[Source records Boundary: Start]

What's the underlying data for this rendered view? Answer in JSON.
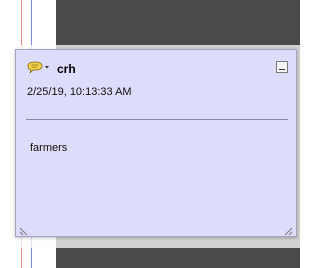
{
  "note": {
    "author": "crh",
    "timestamp": "2/25/19, 10:13:33 AM",
    "content": "farmers",
    "icon": "comment-bubble-icon"
  },
  "colors": {
    "note_background": "#dddcfa",
    "dark_background": "#4a4a4a",
    "margin_red": "#e08a8a",
    "margin_blue": "#7f8ad6",
    "icon_yellow": "#f2d24a"
  }
}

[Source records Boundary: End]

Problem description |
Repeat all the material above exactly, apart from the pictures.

Task solution |
What's the underlying data for this rendered view? Answer in JSON.
{
  "note": {
    "author": "crh",
    "timestamp": "2/25/19, 10:13:33 AM",
    "content": "farmers",
    "icon": "comment-bubble-icon"
  },
  "colors": {
    "note_background": "#dddcfa",
    "dark_background": "#4a4a4a",
    "margin_red": "#e08a8a",
    "margin_blue": "#7f8ad6",
    "icon_yellow": "#f2d24a"
  }
}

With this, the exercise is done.